• The Constitution establishes a Supreme Court
– the top of the American judicial system.
• Article III of the Constitution describes the
• The Constitution also authorized Congress to
establish any other courts that are needed
• Under the Judiciary Act of 1789, Congress set
up the system of federal courts that is still in
• Most cases begin in district court where
evidence is presented and a jury or judge
decides the facts of the case.
• A party that disagrees with the decisions
may appeal it – ask the decision to be
reviewed by a higher court.
• Next level is the appellate court where the
judge reviews decisions of district courts to
make sure the right decision was made.
• The Court is made up of a Chief Justice and
eight Associate Justices
– Chief Justice –John G. Roberts, Jr.
– Justices – John Paul Stevens, Antonin Scalia,
Anthony Kennedy, David Hackett Souder, Clarence
Thomas, Ruth Bader Ginsberg, Stephen Breyer,
• The President appoints the justices but
Congress must approve the appointment
• Justices serve for life
• The main job of the Court is to serve as the
nation’s final court of appeals
Supreme Court Cont’d
• Hears and decides fewer than 100 cases per year
• Usually involve federal laws
• The justices hear oral argument and then vote –
must have the majority of at least 5 justices.
• Greatest power is to decide what the Constitution
– Declare whether acts of the President or laws passed
by Congress are unconstitutional – not allowed under
• Refers to the right of a court to hear a case
• Federal courts have jurisdiction over cases that
involve the Constitution, federal laws, treaties,
foreign ambassadors and diplomats, naval and
maritime laws, disagreements between states,
and disputes between a state or citizen and a
foreign state or citizen
• In Marbury v. Madison, the Supreme Court
established the right to judge whether or not a
law is constitutional
– Called Judicial Review
United States Court System
• State Court • Supreme Court
– Highest state court • Court of Appeals
– Hears appeals of – Hears appeals of cases
Appellate Court originating in United
• Appellate Court States District Court
– Hears appeals of Trial – Can review decisions by
Court federal administrative
• Trial Court
– Hears civil and criminal
• District Court
cases – Federal trial court
– Juries render verdict – Handles criminal and civil
based on evidence cases
– Judges enforce rules of – Juries render verdicts
procedure and judges enforce rules
Historic Supreme Court Cases
• McCulloch v. Maryland (1819) -- A
conflict arose between a state government
and the Federal government, with the state
government being declared subordinate to
the Federal government where laws conflict.

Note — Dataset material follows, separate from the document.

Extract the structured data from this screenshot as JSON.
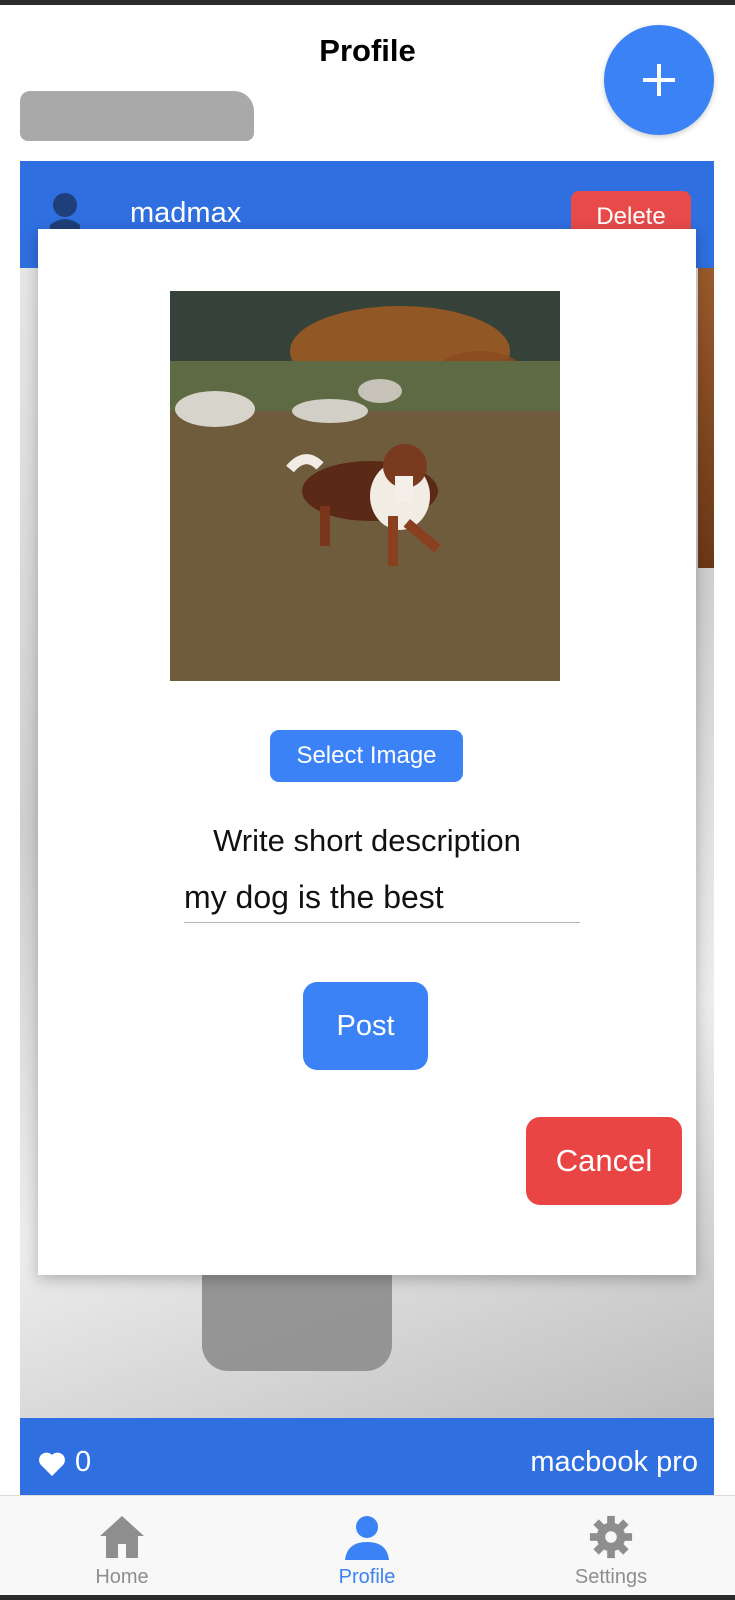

• Dred Scott v. Sanford (1857) -- Slaves
were classified as property. This case fueled
the flames that began the Civil War
• Plessy v. Ferguson (1896) -- This
famous case laid the groundwork for the
"separate but equal doctrine" that limited
the rights of minorities for decades.
• Schenck v. United States (1919) --
"Clear and Present Danger" was
established in this case as an acceptable
reason for the limiting of free expression.
• Powell v. Alabama (1932) -- The
Supreme Court ruled here that the right to
counsel was required by law in death
• Brown v. Board of Education of Topeka
(1954) -- A tremendous step in the direction of
equal rights for all citizens.
• NAACP v. Alabama (1958) -- Freedom of
association (the right to assemble in groups) was
• Miranda v. Arizona (1966)- that a person accused
has the warning that statements given can a will
be used against you in a court of law
• Roe v. Wade (1973) -- In this highly
controversial case the Supreme Court laid down
what states can and cannot control in regards to
• Roper v. Simmons (2005) – The U.S.
Supreme Court has decided that the
execution of juveniles is considered cruel
and unusual punishment.
• Notable Decisions